Chanel West Coast — real name Chelsea Chanel Dudley — released “Sharon Stoned” in 2018. The song, as the suit notes, turns Stone’s name into a hook, while the video (released in April) finds Dudley recreating some famous Stone movie scenes, including the Basic Instinct interrogation. The suit alleges that Dudley’s intention from the start — with both the song and video — was to “trade on the fame and publicity rights of Sharon Stone for [her] commercial gain.”
In a statement, Dudley said she was “surprised and disappointed” about the lawsuit and claimed that not only was Stone fully aware of the song, but was briefly set to appear in the music video.
“Sharon pulled out of participating in the music video the day of the shoot after months of conversations, in-person meetings with myself and the director, two dance rehearsals and even had her own ideas that she shared with myself and my team for the collaborative on the video,” Dudley said. “To be frank, the entire production team and myself were surprised when she walked off. Nonetheless, the shoot proceeded. I am an artist who was expressing myself through music by making a song and video about someone whom I greatly admire. I only had the best intentions to create something visually amazing that highlights Sharon Stone as well as myself and for that I have done nothing wrong.”

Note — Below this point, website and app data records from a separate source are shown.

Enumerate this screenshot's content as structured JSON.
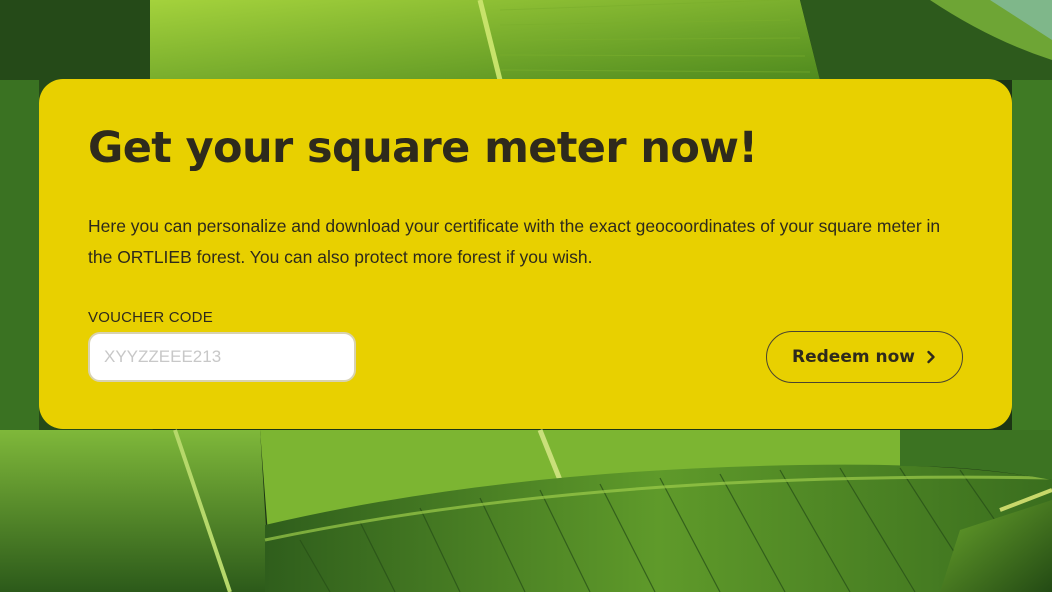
{
  "card": {
    "headline": "Get your square meter now!",
    "description": "Here you can personalize and download your certificate with the exact geocoordinates of your square meter in the ORTLIEB forest. You can also protect more forest if you wish.",
    "voucher_label": "VOUCHER CODE",
    "voucher_input": {
      "value": "",
      "placeholder": "XYYZZEEE213"
    },
    "redeem_button_label": "Redeem now"
  },
  "icons": {
    "redeem_chevron": "chevron-right-icon"
  },
  "colors": {
    "card_background": "#e8d000",
    "text": "#2e2a1c",
    "input_background": "#ffffff",
    "foliage_dark": "#1f3d17",
    "foliage_light": "#8fc832"
  }
}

A representative for Stone did not immediately return Rolling Stone‘s request for comment.
The suit contains a detailed breakdown of Stone’s acting and philanthropic work, and argues that the actress “maintains strict control over the manner in which her name, likeness, image, identity and persona are used.”
To that end, the suit calls Dudley “an aspiring rap artist who has desperately sought to garner credibility and stature in the hip-hop community,” and accused her of trying to gain clout “by invoking and trading on the celebrity status and fame of others.” The suit cites as evidence a 2017 BET article summing up reactions to Dudley’s claims that she was as talented as Drake and Kanye West during an appearance on VH1’s Love & Hip Hop Hollywood.

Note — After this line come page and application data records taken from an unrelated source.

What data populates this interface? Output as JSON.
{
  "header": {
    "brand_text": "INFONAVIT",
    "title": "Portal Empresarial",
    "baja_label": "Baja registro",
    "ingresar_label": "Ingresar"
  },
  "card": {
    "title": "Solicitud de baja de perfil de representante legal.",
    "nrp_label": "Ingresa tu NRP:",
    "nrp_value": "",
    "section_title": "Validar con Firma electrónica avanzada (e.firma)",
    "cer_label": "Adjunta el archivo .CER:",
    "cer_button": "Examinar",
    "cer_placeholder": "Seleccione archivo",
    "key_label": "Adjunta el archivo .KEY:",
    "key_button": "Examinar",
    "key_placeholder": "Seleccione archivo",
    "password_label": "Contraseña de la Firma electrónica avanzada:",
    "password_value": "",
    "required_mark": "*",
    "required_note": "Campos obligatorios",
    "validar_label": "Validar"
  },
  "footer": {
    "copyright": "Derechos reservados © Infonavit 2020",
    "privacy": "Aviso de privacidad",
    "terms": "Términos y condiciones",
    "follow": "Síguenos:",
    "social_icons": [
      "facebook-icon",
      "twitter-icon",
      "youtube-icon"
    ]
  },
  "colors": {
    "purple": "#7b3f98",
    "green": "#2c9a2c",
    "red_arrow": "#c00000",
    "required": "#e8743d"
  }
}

The suit alleges that Dudley was trying to do the same with “Sharon Stoned,” noting that the song features the name “Sharon Stone” 33 times and the name “Sharon” 99 times. It also features past quotes from Dudley in which she discusses wanting to “redo some classic, iconic Sharon Stone movie scenes” in the song’s video.
Ultimately, the suit alleges that in using Stone’s name in the song and incorporating her likeness in the video, Dudley not only infringed upon Stone’s identity but used Stone’s name “as a celebrity endorser” without her permission and consent. (The suit also claims that because the video features product placement for Shine rolling papers, it effectively made Stone a “celebrity endorser to promote the sale of cannabis paraphernalia without her permission or consent.”)

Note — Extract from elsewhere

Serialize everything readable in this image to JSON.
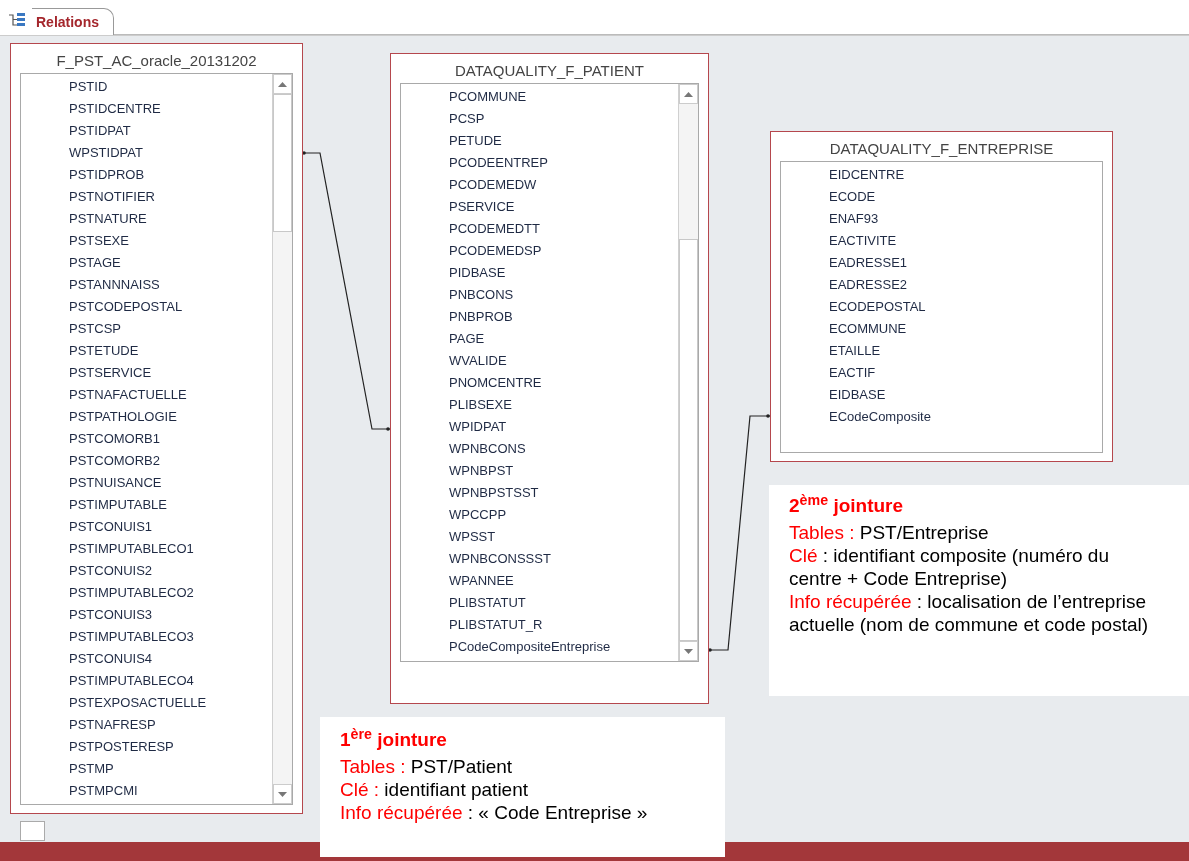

The suit claims that the “Sharon Stoned” song and video show a “disregard of Sharon Stone’s right of privacy and publicity, and of her exclusive right to control the use and exploitation of her name, likeness, image, identity and persona.” The suit seeks punitive damages and any profits Dudley may have made from the song and video.